A novel by Cris Mazza
April 1, 1995 • 5.5 x 8.5 • 280 pages • 978-1-56689-031-1
Ten years ago Erin Haley was a young woman named Corinne Staub who was possibly gang raped. She changed her name. She changed cities. She thought she changed her life. But there is no getting past her strange dreams and oddly distorted memories. Compelled to return to her store-away journals for the truth, Erin confronts what really happened to the person she once was—discovering a subtly absorbing story of desire and betrayal, weakness and deceit. And, in the process, she recovers a part of herself which she had abandoned.
About the Author
Cris Mazza is the author of How to Leave a Country, Your Name Here: ___, Exposed, Dog People, and Is It Sexual Harassment Yet? She was also co-editor of Chick-Lit: Postfeminist Fiction (1995), and Chick-Lit 2 (No Chick Vics) (1996). Mazza’s fiction has been reviewed numerous times in the New York Times Book Review, Wall Street Journal, Ms. Magazine, Chicago Tribune Books, Los Angeles Times Book Review, Voice Literary Supplement, and many other book review publications.
A native of Southern California, Cris Mazza grew up in San Diego County. She is a graduate of San Diego State University and Brooklyn College. Mazza has taught fiction writing at UC San Diego, and was Writer in Residence at Austin Peay State University and at Allegheny College. Since 1993 Mazza has lived outside Chicago. She is a professor in and director of the Program for Writers at the University of Illinois at Chicago. In spring 2000 Mazza was the Chairholder in Creative Writing in the MFA program at the University of Alabama, and was an NEA grant recipient in 2000–2001.

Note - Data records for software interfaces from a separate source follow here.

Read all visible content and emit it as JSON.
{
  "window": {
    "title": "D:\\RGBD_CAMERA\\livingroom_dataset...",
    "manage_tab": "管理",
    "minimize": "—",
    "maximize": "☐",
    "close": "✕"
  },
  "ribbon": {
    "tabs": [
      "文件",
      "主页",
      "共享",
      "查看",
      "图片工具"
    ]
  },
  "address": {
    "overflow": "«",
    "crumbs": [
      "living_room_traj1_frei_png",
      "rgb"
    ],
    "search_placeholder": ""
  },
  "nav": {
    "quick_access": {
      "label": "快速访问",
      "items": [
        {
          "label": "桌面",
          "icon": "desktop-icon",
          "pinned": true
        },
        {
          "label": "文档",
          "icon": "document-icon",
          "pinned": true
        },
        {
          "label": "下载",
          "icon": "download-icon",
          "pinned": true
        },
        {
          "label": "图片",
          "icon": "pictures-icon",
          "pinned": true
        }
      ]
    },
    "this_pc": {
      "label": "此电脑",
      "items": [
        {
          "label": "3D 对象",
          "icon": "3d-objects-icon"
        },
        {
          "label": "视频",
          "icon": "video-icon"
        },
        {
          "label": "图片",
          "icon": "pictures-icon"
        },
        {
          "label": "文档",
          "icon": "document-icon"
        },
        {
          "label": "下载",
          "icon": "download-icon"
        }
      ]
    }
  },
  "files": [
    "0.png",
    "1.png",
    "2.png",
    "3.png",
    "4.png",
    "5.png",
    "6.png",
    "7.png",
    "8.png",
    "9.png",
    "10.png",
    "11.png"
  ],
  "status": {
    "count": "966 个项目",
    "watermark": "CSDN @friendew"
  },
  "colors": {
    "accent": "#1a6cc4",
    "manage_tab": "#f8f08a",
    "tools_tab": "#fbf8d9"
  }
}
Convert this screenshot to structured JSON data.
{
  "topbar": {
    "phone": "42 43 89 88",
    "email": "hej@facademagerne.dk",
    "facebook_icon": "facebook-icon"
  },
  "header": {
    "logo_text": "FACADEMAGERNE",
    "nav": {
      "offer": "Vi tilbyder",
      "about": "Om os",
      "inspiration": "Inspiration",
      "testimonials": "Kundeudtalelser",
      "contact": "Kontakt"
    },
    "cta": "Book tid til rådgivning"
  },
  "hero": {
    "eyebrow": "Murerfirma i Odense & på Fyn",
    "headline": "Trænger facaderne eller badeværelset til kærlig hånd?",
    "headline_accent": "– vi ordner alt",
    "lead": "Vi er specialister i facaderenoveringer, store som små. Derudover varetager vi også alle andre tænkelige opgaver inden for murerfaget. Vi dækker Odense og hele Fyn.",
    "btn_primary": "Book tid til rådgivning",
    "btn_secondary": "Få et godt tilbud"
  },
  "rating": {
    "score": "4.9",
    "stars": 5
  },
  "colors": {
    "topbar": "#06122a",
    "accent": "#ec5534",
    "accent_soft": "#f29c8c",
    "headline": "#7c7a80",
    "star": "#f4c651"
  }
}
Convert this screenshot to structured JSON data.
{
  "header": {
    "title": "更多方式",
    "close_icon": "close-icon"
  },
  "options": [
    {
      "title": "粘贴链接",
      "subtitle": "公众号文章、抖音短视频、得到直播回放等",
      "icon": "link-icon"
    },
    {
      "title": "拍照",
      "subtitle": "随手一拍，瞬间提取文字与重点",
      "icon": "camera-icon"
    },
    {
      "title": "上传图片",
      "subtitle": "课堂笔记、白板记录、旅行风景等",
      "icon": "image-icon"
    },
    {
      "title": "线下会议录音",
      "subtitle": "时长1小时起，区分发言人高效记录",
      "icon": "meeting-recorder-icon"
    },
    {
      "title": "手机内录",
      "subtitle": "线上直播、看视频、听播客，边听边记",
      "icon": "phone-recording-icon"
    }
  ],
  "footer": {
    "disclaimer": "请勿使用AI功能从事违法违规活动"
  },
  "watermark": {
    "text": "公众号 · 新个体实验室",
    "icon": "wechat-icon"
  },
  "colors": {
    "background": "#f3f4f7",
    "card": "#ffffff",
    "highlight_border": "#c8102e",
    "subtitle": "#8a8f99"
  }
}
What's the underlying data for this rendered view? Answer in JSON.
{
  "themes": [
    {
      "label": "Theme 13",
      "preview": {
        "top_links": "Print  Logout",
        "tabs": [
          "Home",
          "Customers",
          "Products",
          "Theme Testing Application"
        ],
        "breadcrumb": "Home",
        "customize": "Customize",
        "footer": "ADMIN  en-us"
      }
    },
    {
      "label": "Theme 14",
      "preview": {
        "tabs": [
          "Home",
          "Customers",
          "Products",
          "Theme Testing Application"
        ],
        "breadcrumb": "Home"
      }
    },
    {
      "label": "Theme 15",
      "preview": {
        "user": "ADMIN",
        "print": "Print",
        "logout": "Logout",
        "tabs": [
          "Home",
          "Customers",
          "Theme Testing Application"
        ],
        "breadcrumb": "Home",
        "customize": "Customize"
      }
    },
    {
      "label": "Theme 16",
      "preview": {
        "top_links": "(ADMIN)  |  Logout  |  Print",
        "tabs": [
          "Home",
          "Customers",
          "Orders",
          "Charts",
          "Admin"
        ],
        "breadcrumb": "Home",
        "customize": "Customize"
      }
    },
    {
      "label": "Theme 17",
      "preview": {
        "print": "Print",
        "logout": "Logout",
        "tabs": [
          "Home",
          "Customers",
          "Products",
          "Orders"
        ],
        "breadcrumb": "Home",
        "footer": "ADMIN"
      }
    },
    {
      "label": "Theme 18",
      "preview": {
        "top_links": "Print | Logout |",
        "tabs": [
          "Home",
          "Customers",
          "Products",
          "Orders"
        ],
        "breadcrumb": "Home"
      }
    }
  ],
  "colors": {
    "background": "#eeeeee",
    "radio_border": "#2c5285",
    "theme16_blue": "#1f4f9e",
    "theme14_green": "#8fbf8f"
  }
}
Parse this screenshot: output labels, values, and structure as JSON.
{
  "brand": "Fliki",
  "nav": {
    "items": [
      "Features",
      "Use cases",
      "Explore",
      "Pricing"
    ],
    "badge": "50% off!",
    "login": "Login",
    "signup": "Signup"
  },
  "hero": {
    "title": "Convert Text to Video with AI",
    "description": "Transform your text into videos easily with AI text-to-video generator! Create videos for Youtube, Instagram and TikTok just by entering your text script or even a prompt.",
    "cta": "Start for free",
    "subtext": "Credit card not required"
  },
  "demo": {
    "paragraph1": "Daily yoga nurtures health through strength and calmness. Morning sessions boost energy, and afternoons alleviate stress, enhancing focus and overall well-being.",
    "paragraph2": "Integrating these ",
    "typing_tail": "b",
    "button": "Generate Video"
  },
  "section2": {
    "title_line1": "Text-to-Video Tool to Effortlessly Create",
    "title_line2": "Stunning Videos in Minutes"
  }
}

“A complicated, disturbing, unflinching portrait of violence, complicity, and rage. Chillingly unaware of implication, Mazza’s narrator—numb, shell-shocked, traumatized—strikes the perfect balance between frenzy and control.” —Carole Maso
“Penetrating examinations of gender roles and identities. . . . Highly original.” —Larry McCaffery